Growing upward to 6 feet in length and well over 100 pounds, it is also one of the most adaptable. Cobia can be found in waters ranging from the deep blue of the South China Sea to the emerald green shallows of the Caribbean.
While it has long been considered an excellent source of food in the countries of the Asiatic Pacific Rim, it has only recently begun to appear on more menus in the United States. One reason why it hasn't been used by many chefs here is that its solitary nature and its expanse over vast areas of the world's oceans have led to difficulties in catching sufficient quantities to make it commercially viable.
Those who have been fortunate enough to try it have been delighted with what they discover. Cobia has a slightly denser meat -- more along the lines of a swordfish -- with a buttery, full flavor that lends itself to a variety of preparations and sauces.
Luckily for all of us, with the development and improvement of open ocean aquaculture technology, this delicious fish is now becoming more readily available in a cost-effective
and, more importantly, sustainable way. The heartiness of the fish, and the methods of using spacious open-ocean pens with swift, pristine water currents, combined with providing all-natural diets free from pesticides, colorants, antibiotics, hormones and contaminants, produce a sashimi-quality seafood to service the needs of tomorrow.
Large-scale operations, some based right here in Florida, are now bringing this fish to restaurants and food markets.
At the BeachHouse, it has proved so popular that it is starting to give our world-famous grouper sandwich a run for its money.
We are very proud to be serving this quality product. It is an ideal showcase for our ongoing commitment to source, purchase and serve the finest, freshest, healthful, local and sustainable foods. We encourage everyone to come to the BeachHouse, see and enjoy our new dining room and try the cobia. You will be glad you did.
Grilled Cobia with a Ponzu Salsa
4 (6-ounce) cobia filets
1 seedless cucumber, peeled and medium diced
1 red bell pepper, peeled and medium diced

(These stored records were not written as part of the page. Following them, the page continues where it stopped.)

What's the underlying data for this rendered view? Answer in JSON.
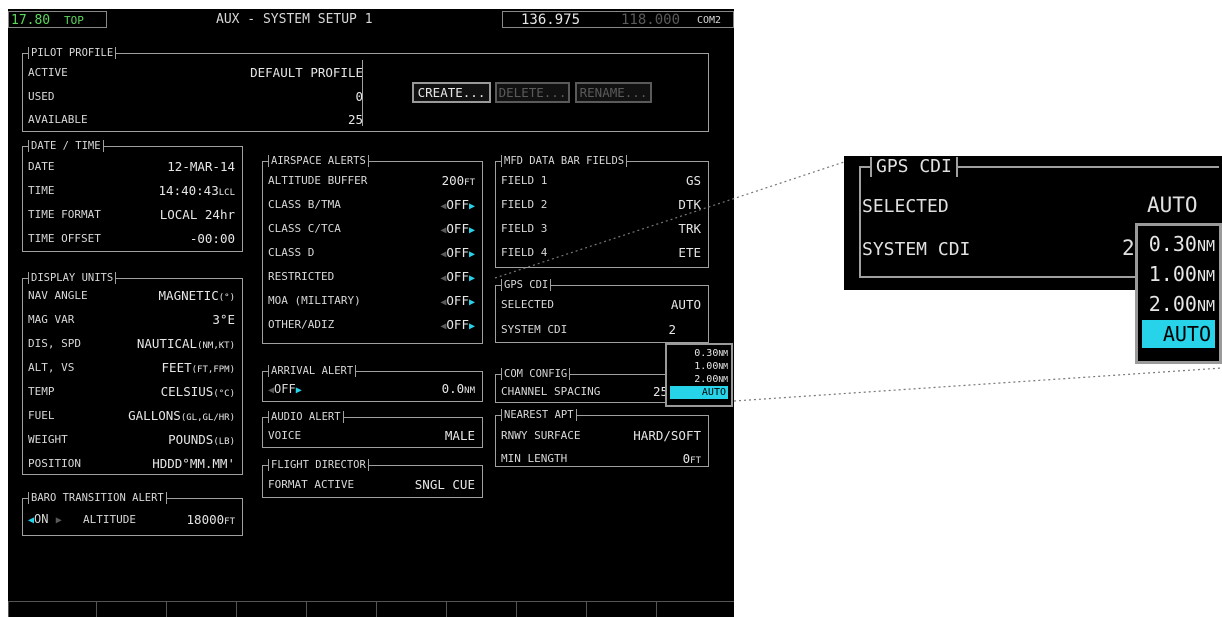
{
  "header": {
    "left_freq": "17.80",
    "left_tag": "TOP",
    "title": "AUX - SYSTEM SETUP 1",
    "com_active": "136.975",
    "com_standby": "118.000",
    "com_label": "COM2"
  },
  "pilot_profile": {
    "title": "PILOT PROFILE",
    "active_label": "ACTIVE",
    "active_value": "DEFAULT PROFILE",
    "used_label": "USED",
    "used_value": "0",
    "available_label": "AVAILABLE",
    "available_value": "25",
    "create_label": "CREATE...",
    "delete_label": "DELETE...",
    "rename_label": "RENAME..."
  },
  "date_time": {
    "title": "DATE / TIME",
    "date_label": "DATE",
    "date_value": "12-MAR-14",
    "time_label": "TIME",
    "time_value": "14:40:43",
    "time_unit": "LCL",
    "format_label": "TIME FORMAT",
    "format_value": "LOCAL 24hr",
    "offset_label": "TIME OFFSET",
    "offset_value": "-00:00"
  },
  "display_units": {
    "title": "DISPLAY UNITS",
    "rows": [
      {
        "label": "NAV ANGLE",
        "value": "MAGNETIC",
        "unit": "(°)"
      },
      {
        "label": "MAG VAR",
        "value": "3°E",
        "unit": ""
      },
      {
        "label": "DIS, SPD",
        "value": "NAUTICAL",
        "unit": "(NM,KT)"
      },
      {
        "label": "ALT, VS",
        "value": "FEET",
        "unit": "(FT,FPM)"
      },
      {
        "label": "TEMP",
        "value": "CELSIUS",
        "unit": "(°C)"
      },
      {
        "label": "FUEL",
        "value": "GALLONS",
        "unit": "(GL,GL/HR)"
      },
      {
        "label": "WEIGHT",
        "value": "POUNDS",
        "unit": "(LB)"
      },
      {
        "label": "POSITION",
        "value": "HDDD°MM.MM'",
        "unit": ""
      }
    ]
  },
  "baro": {
    "title": "BARO TRANSITION ALERT",
    "state": "ON",
    "altitude_label": "ALTITUDE",
    "altitude_value": "18000",
    "altitude_unit": "FT"
  },
  "airspace_alerts": {
    "title": "AIRSPACE ALERTS",
    "buffer_label": "ALTITUDE BUFFER",
    "buffer_value": "200",
    "buffer_unit": "FT",
    "rows": [
      {
        "label": "CLASS B/TMA",
        "value": "OFF"
      },
      {
        "label": "CLASS C/TCA",
        "value": "OFF"
      },
      {
        "label": "CLASS D",
        "value": "OFF"
      },
      {
        "label": "RESTRICTED",
        "value": "OFF"
      },
      {
        "label": "MOA (MILITARY)",
        "value": "OFF"
      },
      {
        "label": "OTHER/ADIZ",
        "value": "OFF"
      }
    ]
  },
  "arrival_alert": {
    "title": "ARRIVAL ALERT",
    "state": "OFF",
    "distance": "0.0",
    "unit": "NM"
  },
  "audio_alert": {
    "title": "AUDIO ALERT",
    "voice_label": "VOICE",
    "voice_value": "MALE"
  },
  "flight_director": {
    "title": "FLIGHT DIRECTOR",
    "format_label": "FORMAT ACTIVE",
    "format_value": "SNGL CUE"
  },
  "mfd_data_bar": {
    "title": "MFD DATA BAR FIELDS",
    "rows": [
      {
        "label": "FIELD 1",
        "value": "GS"
      },
      {
        "label": "FIELD 2",
        "value": "DTK"
      },
      {
        "label": "FIELD 3",
        "value": "TRK"
      },
      {
        "label": "FIELD 4",
        "value": "ETE"
      }
    ]
  },
  "gps_cdi": {
    "title": "GPS CDI",
    "selected_label": "SELECTED",
    "selected_value": "AUTO",
    "system_label": "SYSTEM CDI",
    "system_value": "2",
    "options": [
      "0.30",
      "1.00",
      "2.00",
      "AUTO"
    ],
    "option_unit": "NM"
  },
  "com_config": {
    "title": "COM CONFIG",
    "spacing_label": "CHANNEL SPACING",
    "spacing_value": "25"
  },
  "nearest_apt": {
    "title": "NEAREST APT",
    "surface_label": "RNWY SURFACE",
    "surface_value": "HARD/SOFT",
    "min_label": "MIN LENGTH",
    "min_value": "0",
    "min_unit": "FT"
  },
  "softkey_count": 12,
  "colors": {
    "accent": "#26d3e9",
    "active_green": "#5cd65c",
    "frame": "#a0a0a0"
  }
}
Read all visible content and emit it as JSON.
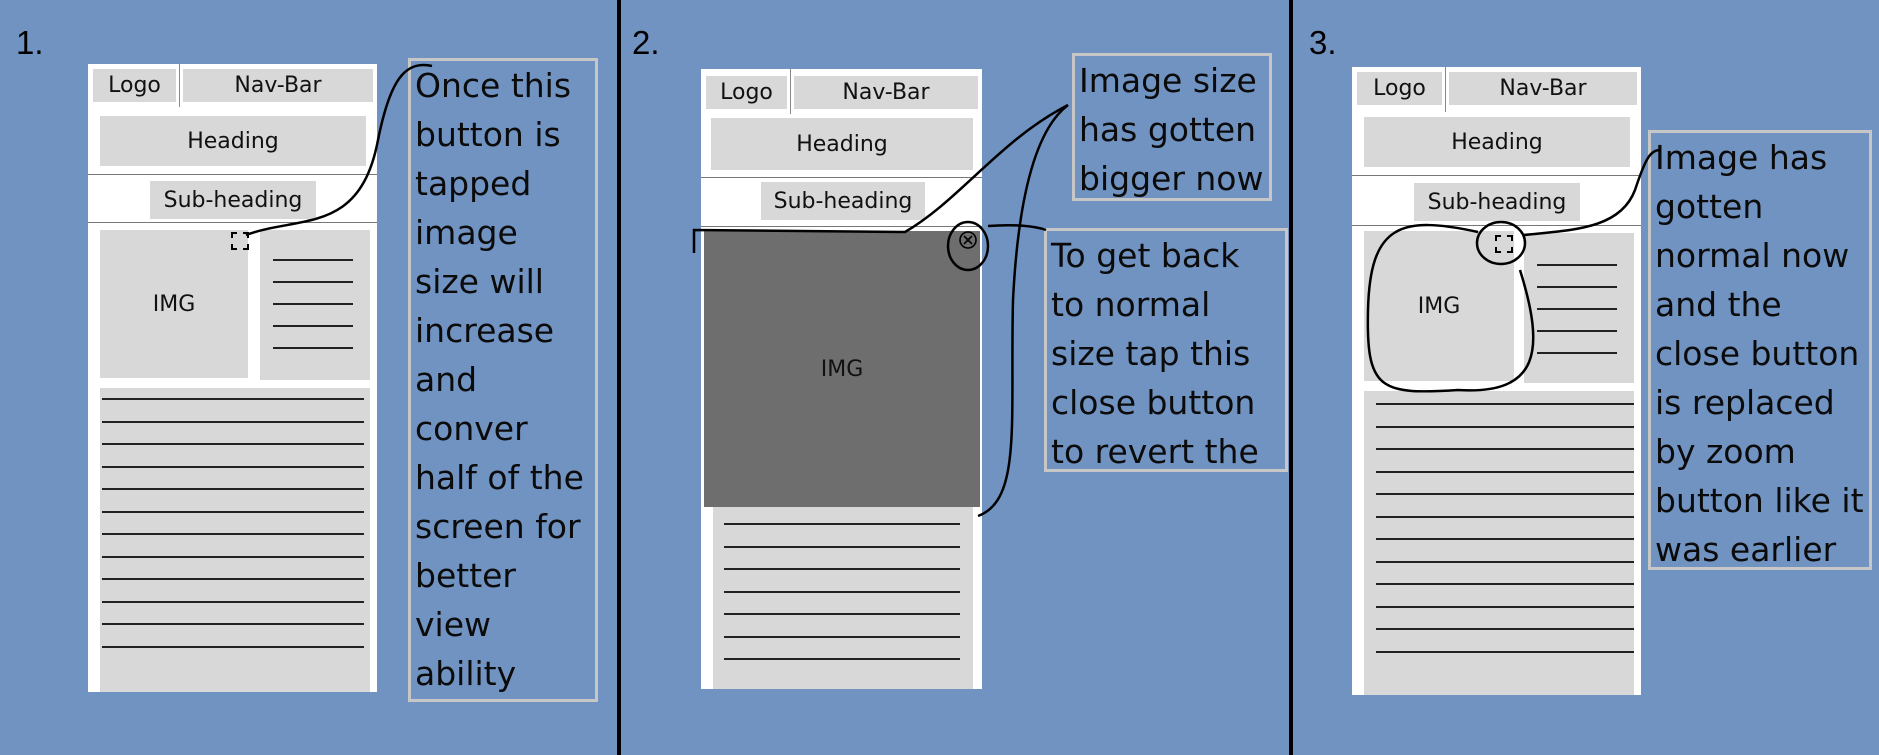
{
  "panels": [
    {
      "step": "1.",
      "logo": "Logo",
      "nav": "Nav-Bar",
      "heading": "Heading",
      "subheading": "Sub-heading",
      "img": "IMG",
      "icon": "expand-icon",
      "callout": "Once this button is tapped image size will increase and conver half of the screen for better view ability"
    },
    {
      "step": "2.",
      "logo": "Logo",
      "nav": "Nav-Bar",
      "heading": "Heading",
      "subheading": "Sub-heading",
      "img": "IMG",
      "icon": "close-circle-icon",
      "callout_top": "Image size has gotten bigger now",
      "callout_side": "To get back to normal size tap this close button to revert the size"
    },
    {
      "step": "3.",
      "logo": "Logo",
      "nav": "Nav-Bar",
      "heading": "Heading",
      "subheading": "Sub-heading",
      "img": "IMG",
      "icon": "expand-icon",
      "callout": "Image has gotten normal now and the close button is replaced by zoom button like it was earlier"
    }
  ],
  "colors": {
    "background": "#7193c2",
    "block": "#d8d8d8",
    "expanded_image": "#6e6e6e",
    "callout_border": "#c7c7c7"
  }
}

1 cup Heirloom or ripe tomato, diced
2 tablespoons cilantro, rough chopped
1 cup Ponzu sauce (can be found in the Asian isle of most grocery stores)
Dice cucumber, tomatoes and red bell pepper the same size. Add cilantro and ponzu and fold together. Drain off liquid before serving.
Season cobia filets with salt and pepper. Grill on a medium-hot grill or in pan until just barely cooked (about 4 minutes per side).
Place drained salsa on plate followed by cobia and your favorite side dish.
-- Created by Chef Will Manson
Chef Will Manson, chef and kitchen manager at the BeachHouse Restaurant in Bradenton Beach, can be reached at 941-779-2222.